Your instructions — Line by line, copy the records below exactly.

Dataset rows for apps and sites
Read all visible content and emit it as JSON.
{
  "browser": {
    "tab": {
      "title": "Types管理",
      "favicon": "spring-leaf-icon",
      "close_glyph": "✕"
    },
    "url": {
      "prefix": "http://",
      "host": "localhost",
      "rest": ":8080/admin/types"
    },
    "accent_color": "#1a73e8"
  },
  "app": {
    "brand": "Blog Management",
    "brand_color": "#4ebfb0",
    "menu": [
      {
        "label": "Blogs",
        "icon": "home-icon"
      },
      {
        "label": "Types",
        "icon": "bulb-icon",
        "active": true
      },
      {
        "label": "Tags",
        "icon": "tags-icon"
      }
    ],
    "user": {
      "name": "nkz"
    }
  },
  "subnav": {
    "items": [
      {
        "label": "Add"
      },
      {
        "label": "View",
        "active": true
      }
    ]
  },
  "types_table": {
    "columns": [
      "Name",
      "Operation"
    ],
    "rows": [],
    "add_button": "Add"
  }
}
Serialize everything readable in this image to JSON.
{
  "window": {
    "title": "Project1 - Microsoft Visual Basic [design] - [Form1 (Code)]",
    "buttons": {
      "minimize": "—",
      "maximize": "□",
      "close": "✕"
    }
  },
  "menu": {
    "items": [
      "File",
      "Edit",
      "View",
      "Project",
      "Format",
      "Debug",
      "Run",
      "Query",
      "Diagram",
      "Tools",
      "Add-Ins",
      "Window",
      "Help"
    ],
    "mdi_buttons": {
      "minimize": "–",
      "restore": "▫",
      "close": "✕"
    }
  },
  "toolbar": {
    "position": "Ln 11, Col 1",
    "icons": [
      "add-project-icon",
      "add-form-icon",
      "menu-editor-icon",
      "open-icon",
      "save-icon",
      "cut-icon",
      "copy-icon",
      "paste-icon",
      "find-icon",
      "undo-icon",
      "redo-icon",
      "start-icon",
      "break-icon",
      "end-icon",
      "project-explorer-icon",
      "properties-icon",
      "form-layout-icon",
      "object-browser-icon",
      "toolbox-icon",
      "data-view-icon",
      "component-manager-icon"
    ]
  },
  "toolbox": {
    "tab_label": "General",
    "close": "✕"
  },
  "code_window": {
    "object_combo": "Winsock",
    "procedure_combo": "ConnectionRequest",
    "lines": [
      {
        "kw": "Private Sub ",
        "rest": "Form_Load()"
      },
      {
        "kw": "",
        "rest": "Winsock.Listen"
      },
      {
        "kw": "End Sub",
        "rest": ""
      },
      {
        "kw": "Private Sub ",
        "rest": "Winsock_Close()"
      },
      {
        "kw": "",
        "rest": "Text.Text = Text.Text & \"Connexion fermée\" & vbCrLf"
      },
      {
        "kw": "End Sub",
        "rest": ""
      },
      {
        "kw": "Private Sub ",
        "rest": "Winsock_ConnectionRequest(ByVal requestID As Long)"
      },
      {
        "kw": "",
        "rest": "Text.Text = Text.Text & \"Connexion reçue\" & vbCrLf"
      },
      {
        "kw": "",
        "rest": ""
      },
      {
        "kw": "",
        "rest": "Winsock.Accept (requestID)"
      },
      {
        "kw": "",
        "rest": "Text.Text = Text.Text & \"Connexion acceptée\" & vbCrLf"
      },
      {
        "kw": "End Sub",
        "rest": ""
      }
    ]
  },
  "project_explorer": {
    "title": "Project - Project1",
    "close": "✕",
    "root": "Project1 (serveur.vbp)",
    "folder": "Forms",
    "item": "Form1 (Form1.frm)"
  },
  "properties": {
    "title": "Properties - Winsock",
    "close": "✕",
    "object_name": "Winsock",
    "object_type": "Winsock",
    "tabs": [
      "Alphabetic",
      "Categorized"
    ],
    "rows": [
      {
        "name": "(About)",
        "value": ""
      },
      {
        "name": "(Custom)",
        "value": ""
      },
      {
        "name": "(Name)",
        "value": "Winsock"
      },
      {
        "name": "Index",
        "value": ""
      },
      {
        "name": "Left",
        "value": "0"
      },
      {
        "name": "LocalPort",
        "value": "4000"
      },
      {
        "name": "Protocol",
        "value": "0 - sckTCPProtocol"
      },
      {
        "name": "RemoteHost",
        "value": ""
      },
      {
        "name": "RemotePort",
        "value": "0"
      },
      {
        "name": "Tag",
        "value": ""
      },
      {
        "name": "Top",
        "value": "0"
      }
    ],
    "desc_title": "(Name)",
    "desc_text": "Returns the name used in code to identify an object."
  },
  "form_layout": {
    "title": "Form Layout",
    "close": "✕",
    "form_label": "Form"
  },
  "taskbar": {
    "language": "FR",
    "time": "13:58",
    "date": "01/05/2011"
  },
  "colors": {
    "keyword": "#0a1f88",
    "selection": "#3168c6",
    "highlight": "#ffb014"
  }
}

Exercise result —
Read all visible content and emit it as JSON.
{
  "browser": {
    "tab": {
      "title": "Types管理",
      "favicon": "spring-leaf-icon",
      "close_glyph": "✕"
    },
    "url": {
      "prefix": "http://",
      "host": "localhost",
      "rest": ":8080/admin/types"
    },
    "accent_color": "#1a73e8"
  },
  "app": {
    "brand": "Blog Management",
    "brand_color": "#4ebfb0",
    "menu": [
      {
        "label": "Blogs",
        "icon": "home-icon"
      },
      {
        "label": "Types",
        "icon": "bulb-icon",
        "active": true
      },
      {
        "label": "Tags",
        "icon": "tags-icon"
      }
    ],
    "user": {
      "name": "nkz"
    }
  },
  "subnav": {
    "items": [
      {
        "label": "Add"
      },
      {
        "label": "View",
        "active": true
      }
    ]
  },
  "types_table": {
    "columns": [
      "Name",
      "Operation"
    ],
    "rows": [],
    "add_button": "Add"
  }
}
Serialize everything readable in this image to JSON.
{
  "window": {
    "title": "Project1 - Microsoft Visual Basic [design] - [Form1 (Code)]",
    "buttons": {
      "minimize": "—",
      "maximize": "□",
      "close": "✕"
    }
  },
  "menu": {
    "items": [
      "File",
      "Edit",
      "View",
      "Project",
      "Format",
      "Debug",
      "Run",
      "Query",
      "Diagram",
      "Tools",
      "Add-Ins",
      "Window",
      "Help"
    ],
    "mdi_buttons": {
      "minimize": "–",
      "restore": "▫",
      "close": "✕"
    }
  },
  "toolbar": {
    "position": "Ln 11, Col 1",
    "icons": [
      "add-project-icon",
      "add-form-icon",
      "menu-editor-icon",
      "open-icon",
      "save-icon",
      "cut-icon",
      "copy-icon",
      "paste-icon",
      "find-icon",
      "undo-icon",
      "redo-icon",
      "start-icon",
      "break-icon",
      "end-icon",
      "project-explorer-icon",
      "properties-icon",
      "form-layout-icon",
      "object-browser-icon",
      "toolbox-icon",
      "data-view-icon",
      "component-manager-icon"
    ]
  },
  "toolbox": {
    "tab_label": "General",
    "close": "✕"
  },
  "code_window": {
    "object_combo": "Winsock",
    "procedure_combo": "ConnectionRequest",
    "lines": [
      {
        "kw": "Private Sub ",
        "rest": "Form_Load()"
      },
      {
        "kw": "",
        "rest": "Winsock.Listen"
      },
      {
        "kw": "End Sub",
        "rest": ""
      },
      {
        "kw": "Private Sub ",
        "rest": "Winsock_Close()"
      },
      {
        "kw": "",
        "rest": "Text.Text = Text.Text & \"Connexion fermée\" & vbCrLf"
      },
      {
        "kw": "End Sub",
        "rest": ""
      },
      {
        "kw": "Private Sub ",
        "rest": "Winsock_ConnectionRequest(ByVal requestID As Long)"
      },
      {
        "kw": "",
        "rest": "Text.Text = Text.Text & \"Connexion reçue\" & vbCrLf"
      },
      {
        "kw": "",
        "rest": ""
      },
      {
        "kw": "",
        "rest": "Winsock.Accept (requestID)"
      },
      {
        "kw": "",
        "rest": "Text.Text = Text.Text & \"Connexion acceptée\" & vbCrLf"
      },
      {
        "kw": "End Sub",
        "rest": ""
      }
    ]
  },
  "project_explorer": {
    "title": "Project - Project1",
    "close": "✕",
    "root": "Project1 (serveur.vbp)",
    "folder": "Forms",
    "item": "Form1 (Form1.frm)"
  },
  "properties": {
    "title": "Properties - Winsock",
    "close": "✕",
    "object_name": "Winsock",
    "object_type": "Winsock",
    "tabs": [
      "Alphabetic",
      "Categorized"
    ],
    "rows": [
      {
        "name": "(About)",
        "value": ""
      },
      {
        "name": "(Custom)",
        "value": ""
      },
      {
        "name": "(Name)",
        "value": "Winsock"
      },
      {
        "name": "Index",
        "value": ""
      },
      {
        "name": "Left",
        "value": "0"
      },
      {
        "name": "LocalPort",
        "value": "4000"
      },
      {
        "name": "Protocol",
        "value": "0 - sckTCPProtocol"
      },
      {
        "name": "RemoteHost",
        "value": ""
      },
      {
        "name": "RemotePort",
        "value": "0"
      },
      {
        "name": "Tag",
        "value": ""
      },
      {
        "name": "Top",
        "value": "0"
      }
    ],
    "desc_title": "(Name)",
    "desc_text": "Returns the name used in code to identify an object."
  },
  "form_layout": {
    "title": "Form Layout",
    "close": "✕",
    "form_label": "Form"
  },
  "taskbar": {
    "language": "FR",
    "time": "13:58",
    "date": "01/05/2011"
  },
  "colors": {
    "keyword": "#0a1f88",
    "selection": "#3168c6",
    "highlight": "#ffb014"
  }
}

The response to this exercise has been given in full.